===== Exercise inputs =====

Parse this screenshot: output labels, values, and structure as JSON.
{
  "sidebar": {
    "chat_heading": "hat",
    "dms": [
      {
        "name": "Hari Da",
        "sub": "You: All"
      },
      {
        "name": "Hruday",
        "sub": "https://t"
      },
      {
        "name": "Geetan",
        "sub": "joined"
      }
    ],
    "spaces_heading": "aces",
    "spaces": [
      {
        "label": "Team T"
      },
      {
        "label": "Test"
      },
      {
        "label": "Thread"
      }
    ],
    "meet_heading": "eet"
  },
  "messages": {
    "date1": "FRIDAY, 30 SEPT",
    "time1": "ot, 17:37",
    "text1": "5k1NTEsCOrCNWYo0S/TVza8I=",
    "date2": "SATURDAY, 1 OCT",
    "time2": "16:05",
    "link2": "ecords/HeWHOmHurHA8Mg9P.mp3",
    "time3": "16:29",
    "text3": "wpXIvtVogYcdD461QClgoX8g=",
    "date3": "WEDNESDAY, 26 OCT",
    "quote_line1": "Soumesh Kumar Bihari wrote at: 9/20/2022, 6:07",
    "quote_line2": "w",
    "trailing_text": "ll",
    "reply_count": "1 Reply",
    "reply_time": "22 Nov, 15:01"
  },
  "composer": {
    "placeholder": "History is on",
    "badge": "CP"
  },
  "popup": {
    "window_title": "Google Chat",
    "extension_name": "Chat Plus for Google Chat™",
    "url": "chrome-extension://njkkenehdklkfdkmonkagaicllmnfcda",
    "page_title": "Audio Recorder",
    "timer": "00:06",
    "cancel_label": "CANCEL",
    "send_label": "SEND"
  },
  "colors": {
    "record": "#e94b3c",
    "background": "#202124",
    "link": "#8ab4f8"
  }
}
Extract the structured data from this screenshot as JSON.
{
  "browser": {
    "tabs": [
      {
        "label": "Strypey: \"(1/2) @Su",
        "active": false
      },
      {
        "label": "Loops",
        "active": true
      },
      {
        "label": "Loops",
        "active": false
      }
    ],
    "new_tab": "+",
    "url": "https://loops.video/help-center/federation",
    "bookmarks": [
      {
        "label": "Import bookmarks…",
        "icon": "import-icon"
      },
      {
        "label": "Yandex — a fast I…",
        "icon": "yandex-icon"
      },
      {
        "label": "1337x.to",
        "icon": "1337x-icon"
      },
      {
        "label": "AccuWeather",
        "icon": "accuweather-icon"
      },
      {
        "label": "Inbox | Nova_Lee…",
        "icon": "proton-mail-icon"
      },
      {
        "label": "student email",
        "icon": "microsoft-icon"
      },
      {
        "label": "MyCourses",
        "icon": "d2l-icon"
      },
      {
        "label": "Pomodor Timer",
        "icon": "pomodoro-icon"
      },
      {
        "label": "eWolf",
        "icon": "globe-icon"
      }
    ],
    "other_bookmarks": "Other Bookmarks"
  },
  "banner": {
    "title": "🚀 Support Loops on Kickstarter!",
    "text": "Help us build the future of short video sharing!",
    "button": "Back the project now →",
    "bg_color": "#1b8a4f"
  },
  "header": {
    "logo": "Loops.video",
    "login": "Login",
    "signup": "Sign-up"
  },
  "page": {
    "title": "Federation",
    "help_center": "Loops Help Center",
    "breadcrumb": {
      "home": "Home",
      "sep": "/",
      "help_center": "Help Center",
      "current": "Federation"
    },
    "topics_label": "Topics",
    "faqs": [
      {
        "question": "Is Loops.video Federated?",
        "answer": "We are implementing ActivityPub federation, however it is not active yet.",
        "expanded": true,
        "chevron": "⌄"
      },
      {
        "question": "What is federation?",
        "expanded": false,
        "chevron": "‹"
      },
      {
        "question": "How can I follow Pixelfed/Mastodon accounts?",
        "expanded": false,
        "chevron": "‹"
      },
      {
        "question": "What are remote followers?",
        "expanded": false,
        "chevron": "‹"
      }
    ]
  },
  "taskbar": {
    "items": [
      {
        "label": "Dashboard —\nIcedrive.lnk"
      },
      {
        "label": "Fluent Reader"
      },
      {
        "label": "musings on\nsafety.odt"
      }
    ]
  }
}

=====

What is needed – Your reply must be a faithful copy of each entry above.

Exercise answer –
Parse this screenshot: output labels, values, and structure as JSON.
{
  "sidebar": {
    "chat_heading": "hat",
    "dms": [
      {
        "name": "Hari Da",
        "sub": "You: All"
      },
      {
        "name": "Hruday",
        "sub": "https://t"
      },
      {
        "name": "Geetan",
        "sub": "joined"
      }
    ],
    "spaces_heading": "aces",
    "spaces": [
      {
        "label": "Team T"
      },
      {
        "label": "Test"
      },
      {
        "label": "Thread"
      }
    ],
    "meet_heading": "eet"
  },
  "messages": {
    "date1": "FRIDAY, 30 SEPT",
    "time1": "ot, 17:37",
    "text1": "5k1NTEsCOrCNWYo0S/TVza8I=",
    "date2": "SATURDAY, 1 OCT",
    "time2": "16:05",
    "link2": "ecords/HeWHOmHurHA8Mg9P.mp3",
    "time3": "16:29",
    "text3": "wpXIvtVogYcdD461QClgoX8g=",
    "date3": "WEDNESDAY, 26 OCT",
    "quote_line1": "Soumesh Kumar Bihari wrote at: 9/20/2022, 6:07",
    "quote_line2": "w",
    "trailing_text": "ll",
    "reply_count": "1 Reply",
    "reply_time": "22 Nov, 15:01"
  },
  "composer": {
    "placeholder": "History is on",
    "badge": "CP"
  },
  "popup": {
    "window_title": "Google Chat",
    "extension_name": "Chat Plus for Google Chat™",
    "url": "chrome-extension://njkkenehdklkfdkmonkagaicllmnfcda",
    "page_title": "Audio Recorder",
    "timer": "00:06",
    "cancel_label": "CANCEL",
    "send_label": "SEND"
  },
  "colors": {
    "record": "#e94b3c",
    "background": "#202124",
    "link": "#8ab4f8"
  }
}
Extract the structured data from this screenshot as JSON.
{
  "browser": {
    "tabs": [
      {
        "label": "Strypey: \"(1/2) @Su",
        "active": false
      },
      {
        "label": "Loops",
        "active": true
      },
      {
        "label": "Loops",
        "active": false
      }
    ],
    "new_tab": "+",
    "url": "https://loops.video/help-center/federation",
    "bookmarks": [
      {
        "label": "Import bookmarks…",
        "icon": "import-icon"
      },
      {
        "label": "Yandex — a fast I…",
        "icon": "yandex-icon"
      },
      {
        "label": "1337x.to",
        "icon": "1337x-icon"
      },
      {
        "label": "AccuWeather",
        "icon": "accuweather-icon"
      },
      {
        "label": "Inbox | Nova_Lee…",
        "icon": "proton-mail-icon"
      },
      {
        "label": "student email",
        "icon": "microsoft-icon"
      },
      {
        "label": "MyCourses",
        "icon": "d2l-icon"
      },
      {
        "label": "Pomodor Timer",
        "icon": "pomodoro-icon"
      },
      {
        "label": "eWolf",
        "icon": "globe-icon"
      }
    ],
    "other_bookmarks": "Other Bookmarks"
  },
  "banner": {
    "title": "🚀 Support Loops on Kickstarter!",
    "text": "Help us build the future of short video sharing!",
    "button": "Back the project now →",
    "bg_color": "#1b8a4f"
  },
  "header": {
    "logo": "Loops.video",
    "login": "Login",
    "signup": "Sign-up"
  },
  "page": {
    "title": "Federation",
    "help_center": "Loops Help Center",
    "breadcrumb": {
      "home": "Home",
      "sep": "/",
      "help_center": "Help Center",
      "current": "Federation"
    },
    "topics_label": "Topics",
    "faqs": [
      {
        "question": "Is Loops.video Federated?",
        "answer": "We are implementing ActivityPub federation, however it is not active yet.",
        "expanded": true,
        "chevron": "⌄"
      },
      {
        "question": "What is federation?",
        "expanded": false,
        "chevron": "‹"
      },
      {
        "question": "How can I follow Pixelfed/Mastodon accounts?",
        "expanded": false,
        "chevron": "‹"
      },
      {
        "question": "What are remote followers?",
        "expanded": false,
        "chevron": "‹"
      }
    ]
  },
  "taskbar": {
    "items": [
      {
        "label": "Dashboard —\nIcedrive.lnk"
      },
      {
        "label": "Fluent Reader"
      },
      {
        "label": "musings on\nsafety.odt"
      }
    ]
  }
}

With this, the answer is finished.